This averages out to an average or combined fuel economy score of 7.3L/100km, which gives you a pretty good idea of how much fuel you can expect to use on a mix of town and highway driving.
Petrol vs Diesel for Fuel Economy
Generally, vehicles powered by a turbo-diesel engine offer better average fuel economy figures than their petrol siblings.
We’ll spare you the science, but diesel has a higher energy density, which offers more torque - the stuff that pushes you up to speed - and more than often returns better fuel economy figures than a petrol engine.
This is not always the case, though, particularly when it comes to hybrid engines that use a petrol engine, so be sure to take a closer look at average fuel economy figures across the range.
What’s Considered an ‘Efficient’ Fuel Economy Score?
As you can imagine, a car’s fuel consumption is determined by a number of things, most importantly, its size and weight.
That means that there’s no one fuel economy score that signifies a ‘fuel efficient’ car from a gas guzzler, though a general rule of thumb is that any car offering combined fuel consumption figures under the 6.0L per 100km is a solid performer.
Let’s map out some key market segments and tell you some of the best numbers in their segment to aim for.
Hatchbacks & Small Cars: 5.0L per 100km
Compact SUVs 6.0L per 100km
Midsize SUVs 7.5L per 100km
Large SUVs 8.0L per 100km
Single-Cab Utes 7.2L per 100km
Dual-Cab Utes 7.5L per 100km
Sports Cars: 9.0L per 100
Hybrids and Plug-in Hybrids

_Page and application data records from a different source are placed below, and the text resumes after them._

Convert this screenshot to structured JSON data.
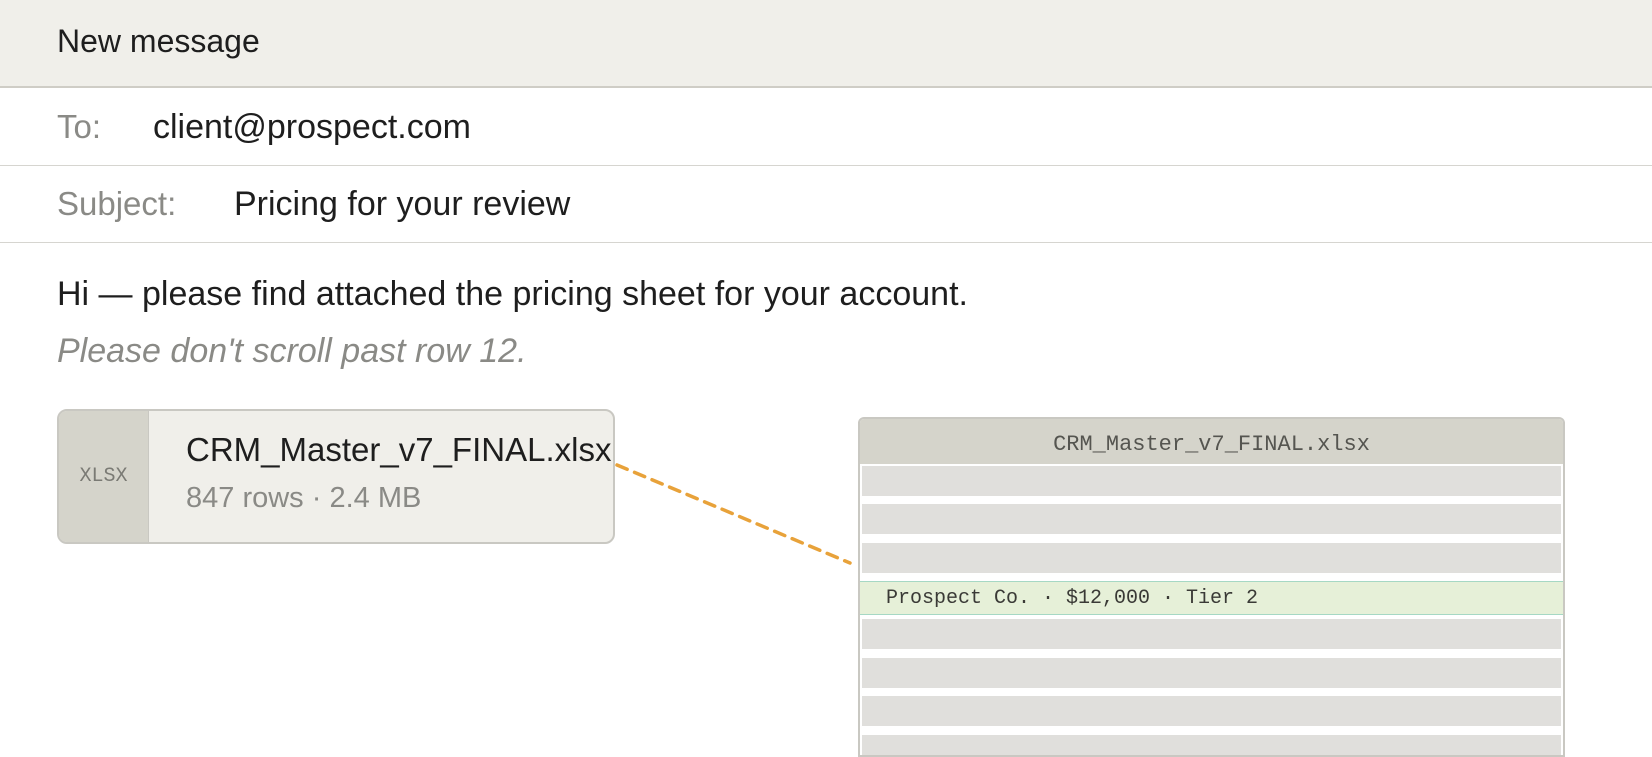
{
  "compose": {
    "title": "New message"
  },
  "to": {
    "label": "To:",
    "value": "client@prospect.com"
  },
  "subject": {
    "label": "Subject:",
    "value": "Pricing for your review"
  },
  "body": {
    "line": "Hi — please find attached the pricing sheet for your account.",
    "note": "Please don't scroll past row 12."
  },
  "attachment": {
    "type_label": "XLSX",
    "file_name": "CRM_Master_v7_FINAL.xlsx",
    "meta": "847 rows · 2.4 MB"
  },
  "preview": {
    "title": "CRM_Master_v7_FINAL.xlsx",
    "highlighted_row": "Prospect Co. · $12,000 · Tier 2"
  },
  "colors": {
    "connector": "#e8a23a",
    "highlight": "#e6f0d8",
    "highlight_border": "#a6d8c4"
  }
}
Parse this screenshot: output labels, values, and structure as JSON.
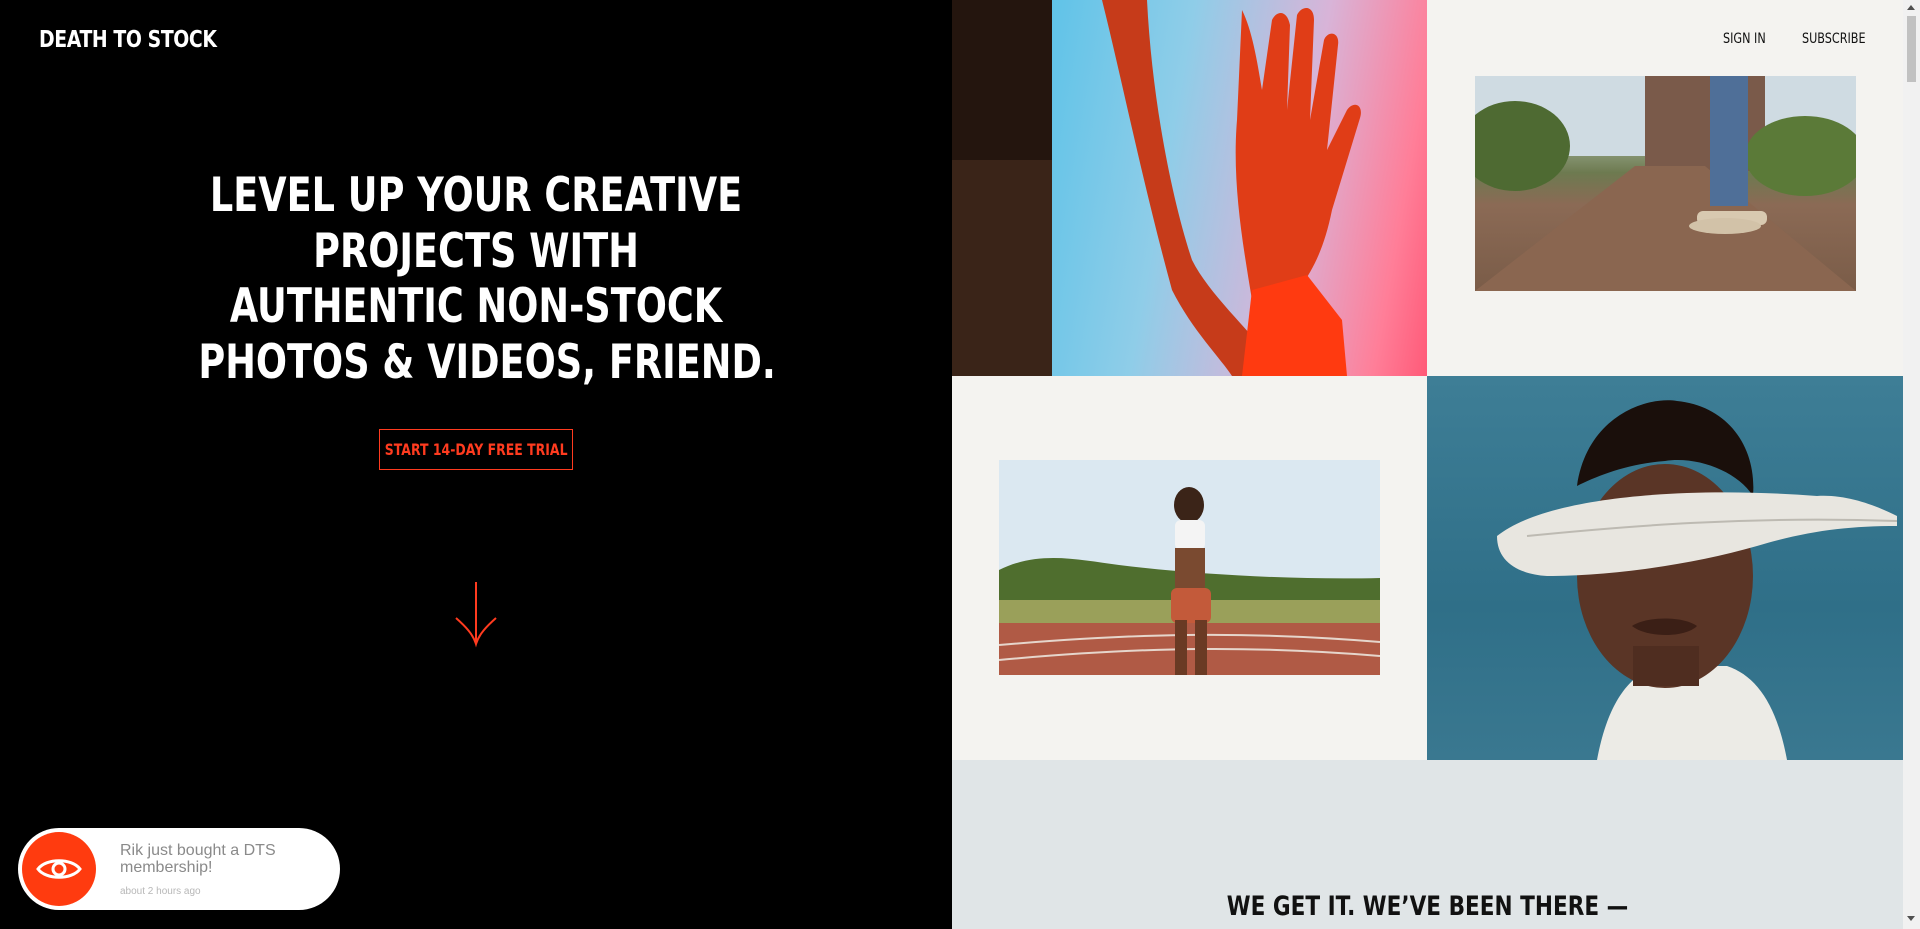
{
  "header": {
    "logo": "DEATH TO STOCK",
    "nav": {
      "sign_in": "SIGN IN",
      "subscribe": "SUBSCRIBE"
    }
  },
  "hero": {
    "title_lines": [
      "LEVEL UP YOUR CREATIVE",
      "PROJECTS WITH",
      "AUTHENTIC NON-STOCK",
      "PHOTOS & VIDEOS, FRIEND."
    ],
    "cta_label": "START 14-DAY FREE TRIAL",
    "scroll_icon": "arrow-down-icon"
  },
  "gallery": {
    "tiles": [
      "hand-on-wet-glass-photo",
      "skateboard-video",
      "runner-track-video",
      "feather-over-eyes-photo"
    ]
  },
  "section": {
    "title": "WE GET IT. WE’VE BEEN THERE —"
  },
  "notification": {
    "icon": "eye-icon",
    "message": "Rik just bought a DTS membership!",
    "time": "about 2 hours ago"
  },
  "colors": {
    "accent": "#ff3b1f",
    "background_dark": "#000000",
    "panel_light": "#f4f3f0",
    "section_bg": "#e0e5e7"
  }
}
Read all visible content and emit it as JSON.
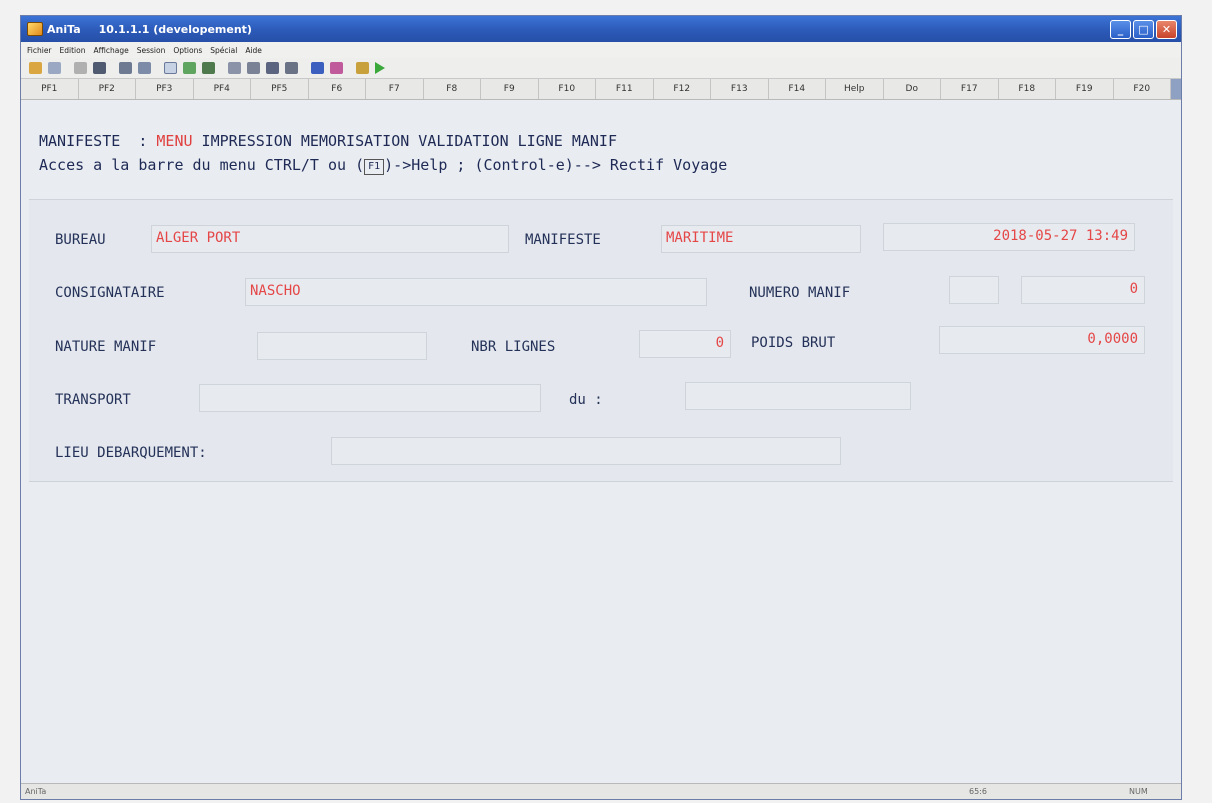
{
  "window": {
    "app_name": "AniTa",
    "version": "10.1.1.1 (developement)",
    "controls": {
      "minimize": "_",
      "maximize": "□",
      "close": "✕"
    }
  },
  "menu": [
    "Fichier",
    "Edition",
    "Affichage",
    "Session",
    "Options",
    "Spécial",
    "Aide"
  ],
  "toolbar_icons": [
    "open-icon",
    "save-icon",
    "cut-icon",
    "copy-icon",
    "print-icon",
    "print-preview-icon",
    "window-icon",
    "run-icon",
    "refresh-icon",
    "list-icon",
    "table-icon",
    "sort-icon",
    "chart-icon",
    "pointer-icon",
    "select-icon",
    "tools-icon",
    "play-icon"
  ],
  "function_keys": [
    "PF1",
    "PF2",
    "PF3",
    "PF4",
    "PF5",
    "F6",
    "F7",
    "F8",
    "F9",
    "F10",
    "F11",
    "F12",
    "F13",
    "F14",
    "Help",
    "Do",
    "F17",
    "F18",
    "F19",
    "F20"
  ],
  "header": {
    "line1_prefix": "MANIFESTE  : ",
    "line1_menu": "MENU",
    "line1_rest": " IMPRESSION MEMORISATION VALIDATION LIGNE MANIF",
    "line2_prefix": "Acces a la barre du menu CTRL/T ou (",
    "line2_key": "F1",
    "line2_rest": ")->Help ; (Control-e)--> Rectif Voyage"
  },
  "form": {
    "bureau_label": "BUREAU",
    "bureau_value": "ALGER PORT",
    "manifeste_label": "MANIFESTE",
    "manifeste_value": "MARITIME",
    "datetime": "2018-05-27 13:49",
    "consignataire_label": "CONSIGNATAIRE",
    "consignataire_value": "NASCHO",
    "numero_label": "NUMERO MANIF",
    "numero_prefix_value": "",
    "numero_value": "0",
    "nature_label": "NATURE MANIF",
    "nature_value": "",
    "nbr_lignes_label": "NBR LIGNES",
    "nbr_lignes_value": "0",
    "poids_label": "POIDS BRUT",
    "poids_value": "0,0000",
    "transport_label": "TRANSPORT",
    "transport_value": "",
    "du_label": "du :",
    "du_value": "",
    "lieu_label": "LIEU DEBARQUEMENT:",
    "lieu_value": ""
  },
  "status": {
    "left": "AniTa",
    "position": "65:6",
    "mode": "NUM"
  }
}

While the figures we’ve listed above are currently the best car makers can do with a turbocharged petrol or diesel engine, hybrids and plug-in hybrids.
Without getting too bogged down, a hybrid uses some electrical assistance to either partially power the wheels, or power them altogether- with the petrol engine topping it up with charge.
This allows hybrids and plug-in hybrids to offer impressive fuel economy figures as low as 3.3L/100km.
Some of Australia’s most fuel-efficient hybrids include cars like the:
Need help finding a fuel-efficient car that’s a perfect match? Let one of our car buying specialists give you a shortlist and find the best possible price on the market.